- [Collected data entries]
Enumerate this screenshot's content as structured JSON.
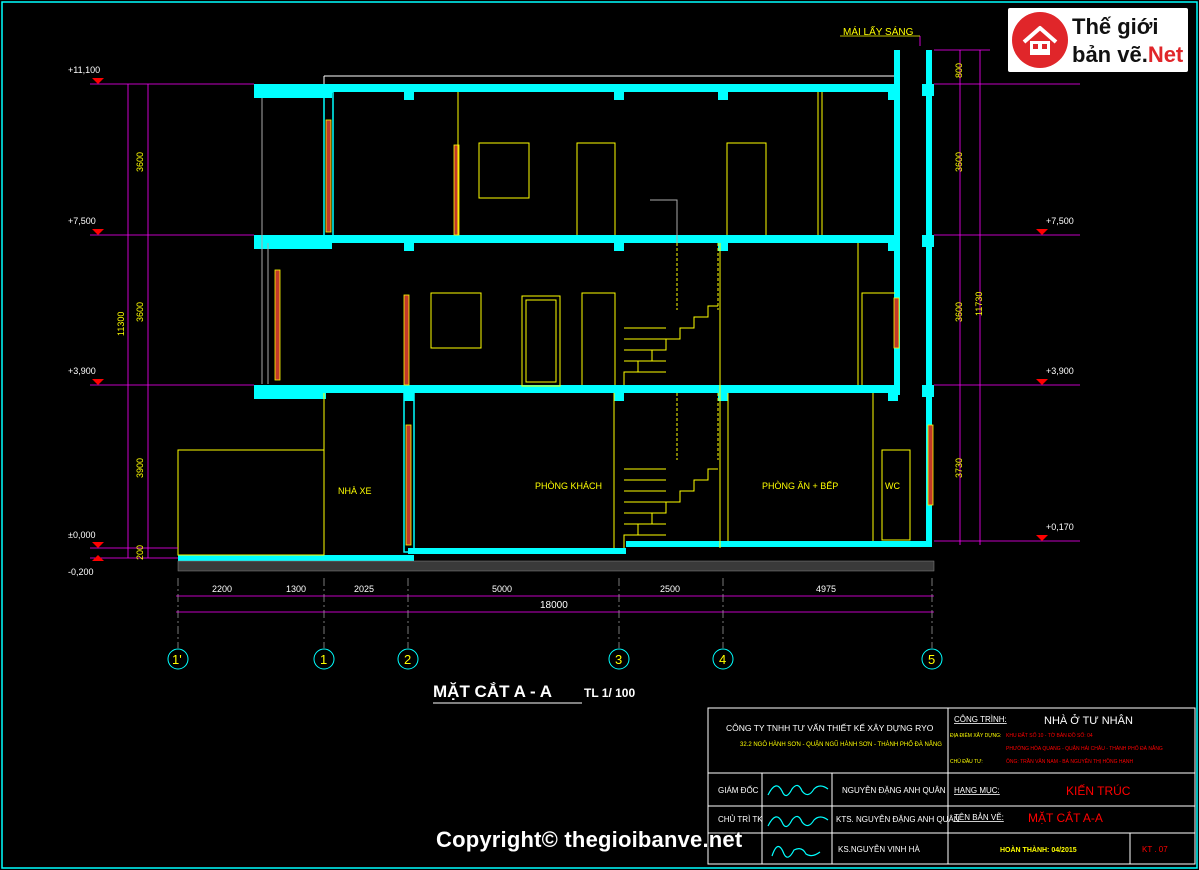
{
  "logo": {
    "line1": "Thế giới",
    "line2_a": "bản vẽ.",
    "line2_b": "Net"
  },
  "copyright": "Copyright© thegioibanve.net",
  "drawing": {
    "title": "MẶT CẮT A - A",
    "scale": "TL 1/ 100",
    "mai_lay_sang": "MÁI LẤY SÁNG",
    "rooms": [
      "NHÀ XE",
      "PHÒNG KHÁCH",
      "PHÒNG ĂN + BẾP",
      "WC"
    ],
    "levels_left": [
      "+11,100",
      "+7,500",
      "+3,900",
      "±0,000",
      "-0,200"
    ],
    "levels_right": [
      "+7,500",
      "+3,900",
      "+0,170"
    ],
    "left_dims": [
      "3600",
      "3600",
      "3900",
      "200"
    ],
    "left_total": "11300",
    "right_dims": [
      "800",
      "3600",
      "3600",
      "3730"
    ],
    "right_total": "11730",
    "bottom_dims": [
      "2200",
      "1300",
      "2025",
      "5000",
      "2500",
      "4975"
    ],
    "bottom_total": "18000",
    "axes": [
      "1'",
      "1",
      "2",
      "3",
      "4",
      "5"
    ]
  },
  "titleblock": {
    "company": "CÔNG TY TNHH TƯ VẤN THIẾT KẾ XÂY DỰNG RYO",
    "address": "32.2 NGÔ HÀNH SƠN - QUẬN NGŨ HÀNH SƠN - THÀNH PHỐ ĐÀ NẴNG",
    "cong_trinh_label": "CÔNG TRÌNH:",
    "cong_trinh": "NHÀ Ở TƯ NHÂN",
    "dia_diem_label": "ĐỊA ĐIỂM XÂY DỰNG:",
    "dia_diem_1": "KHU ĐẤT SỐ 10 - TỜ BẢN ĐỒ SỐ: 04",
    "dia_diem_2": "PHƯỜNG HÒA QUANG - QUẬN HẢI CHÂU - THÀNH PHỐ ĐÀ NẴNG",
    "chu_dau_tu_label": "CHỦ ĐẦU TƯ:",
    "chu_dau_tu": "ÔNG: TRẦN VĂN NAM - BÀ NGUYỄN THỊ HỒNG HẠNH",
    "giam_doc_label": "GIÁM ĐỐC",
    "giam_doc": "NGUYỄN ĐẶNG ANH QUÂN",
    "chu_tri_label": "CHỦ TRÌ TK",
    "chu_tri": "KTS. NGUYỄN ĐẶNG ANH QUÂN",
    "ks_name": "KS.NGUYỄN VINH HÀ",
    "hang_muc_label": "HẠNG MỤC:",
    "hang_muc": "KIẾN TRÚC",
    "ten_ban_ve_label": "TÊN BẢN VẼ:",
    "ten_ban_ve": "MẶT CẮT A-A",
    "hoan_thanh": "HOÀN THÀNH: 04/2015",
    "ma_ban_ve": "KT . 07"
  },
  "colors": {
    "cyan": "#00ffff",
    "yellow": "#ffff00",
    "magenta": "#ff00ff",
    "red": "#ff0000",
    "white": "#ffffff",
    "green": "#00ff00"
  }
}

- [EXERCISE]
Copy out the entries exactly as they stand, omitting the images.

- [TASK RESULT]
Enumerate this screenshot's content as structured JSON.
{
  "logo": {
    "line1": "Thế giới",
    "line2_a": "bản vẽ.",
    "line2_b": "Net"
  },
  "copyright": "Copyright© thegioibanve.net",
  "drawing": {
    "title": "MẶT CẮT A - A",
    "scale": "TL 1/ 100",
    "mai_lay_sang": "MÁI LẤY SÁNG",
    "rooms": [
      "NHÀ XE",
      "PHÒNG KHÁCH",
      "PHÒNG ĂN + BẾP",
      "WC"
    ],
    "levels_left": [
      "+11,100",
      "+7,500",
      "+3,900",
      "±0,000",
      "-0,200"
    ],
    "levels_right": [
      "+7,500",
      "+3,900",
      "+0,170"
    ],
    "left_dims": [
      "3600",
      "3600",
      "3900",
      "200"
    ],
    "left_total": "11300",
    "right_dims": [
      "800",
      "3600",
      "3600",
      "3730"
    ],
    "right_total": "11730",
    "bottom_dims": [
      "2200",
      "1300",
      "2025",
      "5000",
      "2500",
      "4975"
    ],
    "bottom_total": "18000",
    "axes": [
      "1'",
      "1",
      "2",
      "3",
      "4",
      "5"
    ]
  },
  "titleblock": {
    "company": "CÔNG TY TNHH TƯ VẤN THIẾT KẾ XÂY DỰNG RYO",
    "address": "32.2 NGÔ HÀNH SƠN - QUẬN NGŨ HÀNH SƠN - THÀNH PHỐ ĐÀ NẴNG",
    "cong_trinh_label": "CÔNG TRÌNH:",
    "cong_trinh": "NHÀ Ở TƯ NHÂN",
    "dia_diem_label": "ĐỊA ĐIỂM XÂY DỰNG:",
    "dia_diem_1": "KHU ĐẤT SỐ 10 - TỜ BẢN ĐỒ SỐ: 04",
    "dia_diem_2": "PHƯỜNG HÒA QUANG - QUẬN HẢI CHÂU - THÀNH PHỐ ĐÀ NẴNG",
    "chu_dau_tu_label": "CHỦ ĐẦU TƯ:",
    "chu_dau_tu": "ÔNG: TRẦN VĂN NAM - BÀ NGUYỄN THỊ HỒNG HẠNH",
    "giam_doc_label": "GIÁM ĐỐC",
    "giam_doc": "NGUYỄN ĐẶNG ANH QUÂN",
    "chu_tri_label": "CHỦ TRÌ TK",
    "chu_tri": "KTS. NGUYỄN ĐẶNG ANH QUÂN",
    "ks_name": "KS.NGUYỄN VINH HÀ",
    "hang_muc_label": "HẠNG MỤC:",
    "hang_muc": "KIẾN TRÚC",
    "ten_ban_ve_label": "TÊN BẢN VẼ:",
    "ten_ban_ve": "MẶT CẮT A-A",
    "hoan_thanh": "HOÀN THÀNH: 04/2015",
    "ma_ban_ve": "KT . 07"
  },
  "colors": {
    "cyan": "#00ffff",
    "yellow": "#ffff00",
    "magenta": "#ff00ff",
    "red": "#ff0000",
    "white": "#ffffff",
    "green": "#00ff00"
  }
}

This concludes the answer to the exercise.